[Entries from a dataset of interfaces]
++++++

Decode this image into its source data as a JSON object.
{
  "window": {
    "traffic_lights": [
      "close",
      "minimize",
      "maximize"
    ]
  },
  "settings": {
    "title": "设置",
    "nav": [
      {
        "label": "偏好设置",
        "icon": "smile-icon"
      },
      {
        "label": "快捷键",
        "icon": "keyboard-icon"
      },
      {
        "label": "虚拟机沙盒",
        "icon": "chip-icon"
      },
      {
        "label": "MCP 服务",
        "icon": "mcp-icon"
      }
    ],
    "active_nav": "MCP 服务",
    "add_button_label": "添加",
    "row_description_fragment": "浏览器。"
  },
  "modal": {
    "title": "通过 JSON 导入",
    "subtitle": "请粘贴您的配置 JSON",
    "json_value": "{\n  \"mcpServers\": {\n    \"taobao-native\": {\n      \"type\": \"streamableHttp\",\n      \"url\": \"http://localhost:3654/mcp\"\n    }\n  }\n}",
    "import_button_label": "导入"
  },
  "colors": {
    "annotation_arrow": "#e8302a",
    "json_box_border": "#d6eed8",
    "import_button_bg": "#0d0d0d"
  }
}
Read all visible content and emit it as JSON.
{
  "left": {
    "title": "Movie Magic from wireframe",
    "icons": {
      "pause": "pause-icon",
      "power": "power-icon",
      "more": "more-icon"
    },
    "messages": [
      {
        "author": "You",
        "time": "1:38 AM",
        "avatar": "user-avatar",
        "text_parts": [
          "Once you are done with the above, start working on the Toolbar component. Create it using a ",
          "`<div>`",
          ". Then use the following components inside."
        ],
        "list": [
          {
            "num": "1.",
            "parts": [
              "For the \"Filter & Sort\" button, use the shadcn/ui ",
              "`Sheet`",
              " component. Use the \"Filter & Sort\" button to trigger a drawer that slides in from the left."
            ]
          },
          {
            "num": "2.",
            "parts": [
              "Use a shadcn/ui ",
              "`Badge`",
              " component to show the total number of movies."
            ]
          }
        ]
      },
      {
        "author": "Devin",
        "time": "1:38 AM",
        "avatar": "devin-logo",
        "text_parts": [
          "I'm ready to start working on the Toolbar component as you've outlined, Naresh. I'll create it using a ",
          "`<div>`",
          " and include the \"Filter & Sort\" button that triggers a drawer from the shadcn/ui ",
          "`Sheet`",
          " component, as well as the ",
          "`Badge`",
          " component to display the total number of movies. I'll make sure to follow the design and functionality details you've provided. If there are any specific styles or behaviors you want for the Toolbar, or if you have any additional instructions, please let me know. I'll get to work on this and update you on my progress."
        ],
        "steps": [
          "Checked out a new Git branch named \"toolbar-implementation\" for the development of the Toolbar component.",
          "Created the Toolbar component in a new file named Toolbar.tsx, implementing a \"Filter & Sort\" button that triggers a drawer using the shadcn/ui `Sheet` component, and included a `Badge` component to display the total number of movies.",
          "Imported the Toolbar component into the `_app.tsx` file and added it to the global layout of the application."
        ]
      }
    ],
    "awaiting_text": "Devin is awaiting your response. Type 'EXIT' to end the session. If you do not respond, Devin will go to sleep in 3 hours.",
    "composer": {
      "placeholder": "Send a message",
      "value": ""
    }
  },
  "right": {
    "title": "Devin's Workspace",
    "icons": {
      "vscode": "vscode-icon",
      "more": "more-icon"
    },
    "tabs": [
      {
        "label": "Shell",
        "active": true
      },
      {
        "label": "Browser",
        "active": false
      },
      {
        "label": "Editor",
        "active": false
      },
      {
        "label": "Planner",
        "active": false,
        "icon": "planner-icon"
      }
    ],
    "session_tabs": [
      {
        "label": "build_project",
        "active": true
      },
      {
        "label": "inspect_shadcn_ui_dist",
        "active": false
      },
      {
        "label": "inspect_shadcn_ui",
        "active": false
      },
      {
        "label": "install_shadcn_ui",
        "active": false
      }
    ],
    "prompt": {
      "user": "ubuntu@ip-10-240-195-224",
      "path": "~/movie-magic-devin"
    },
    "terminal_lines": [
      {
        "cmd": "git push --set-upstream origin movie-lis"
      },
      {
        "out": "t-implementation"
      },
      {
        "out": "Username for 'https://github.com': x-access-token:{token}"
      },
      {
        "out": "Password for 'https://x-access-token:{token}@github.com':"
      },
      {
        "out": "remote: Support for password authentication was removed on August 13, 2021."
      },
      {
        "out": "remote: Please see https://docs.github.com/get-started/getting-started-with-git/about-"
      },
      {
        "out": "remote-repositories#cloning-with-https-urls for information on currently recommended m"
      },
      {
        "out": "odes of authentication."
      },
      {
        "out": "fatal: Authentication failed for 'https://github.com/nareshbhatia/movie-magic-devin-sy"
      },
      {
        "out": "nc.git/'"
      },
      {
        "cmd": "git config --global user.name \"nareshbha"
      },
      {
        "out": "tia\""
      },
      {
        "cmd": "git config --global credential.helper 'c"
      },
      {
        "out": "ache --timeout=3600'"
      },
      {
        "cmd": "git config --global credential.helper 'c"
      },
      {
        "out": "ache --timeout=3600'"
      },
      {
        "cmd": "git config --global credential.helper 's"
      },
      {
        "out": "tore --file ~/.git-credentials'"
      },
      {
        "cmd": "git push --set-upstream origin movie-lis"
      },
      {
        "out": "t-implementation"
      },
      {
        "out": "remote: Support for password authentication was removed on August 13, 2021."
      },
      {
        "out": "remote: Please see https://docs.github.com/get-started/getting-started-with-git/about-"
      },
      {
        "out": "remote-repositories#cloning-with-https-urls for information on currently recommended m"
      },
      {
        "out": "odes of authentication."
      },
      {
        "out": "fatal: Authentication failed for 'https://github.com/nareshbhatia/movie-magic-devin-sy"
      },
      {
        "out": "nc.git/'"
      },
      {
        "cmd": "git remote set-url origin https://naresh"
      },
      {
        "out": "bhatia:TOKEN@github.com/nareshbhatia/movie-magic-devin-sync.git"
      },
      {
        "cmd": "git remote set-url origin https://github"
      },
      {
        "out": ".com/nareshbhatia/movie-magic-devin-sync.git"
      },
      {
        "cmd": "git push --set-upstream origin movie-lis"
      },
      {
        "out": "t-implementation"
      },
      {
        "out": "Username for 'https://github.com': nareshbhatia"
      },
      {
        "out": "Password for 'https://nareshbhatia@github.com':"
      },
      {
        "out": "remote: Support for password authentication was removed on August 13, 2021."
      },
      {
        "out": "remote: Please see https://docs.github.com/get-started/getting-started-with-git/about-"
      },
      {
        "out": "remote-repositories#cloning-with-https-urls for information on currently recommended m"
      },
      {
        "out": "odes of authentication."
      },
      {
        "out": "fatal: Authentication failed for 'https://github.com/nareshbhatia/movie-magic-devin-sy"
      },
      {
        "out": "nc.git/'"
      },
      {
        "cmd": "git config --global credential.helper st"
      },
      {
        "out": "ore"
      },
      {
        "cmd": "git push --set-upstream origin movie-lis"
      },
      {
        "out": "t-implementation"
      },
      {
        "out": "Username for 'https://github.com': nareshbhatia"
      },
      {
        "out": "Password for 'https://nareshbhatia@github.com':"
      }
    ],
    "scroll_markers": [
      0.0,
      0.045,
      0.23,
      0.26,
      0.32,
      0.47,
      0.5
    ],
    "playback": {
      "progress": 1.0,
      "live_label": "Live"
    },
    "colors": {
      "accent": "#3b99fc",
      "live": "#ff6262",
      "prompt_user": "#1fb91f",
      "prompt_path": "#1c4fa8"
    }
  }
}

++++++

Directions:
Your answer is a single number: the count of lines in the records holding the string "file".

Response to the exercise:
3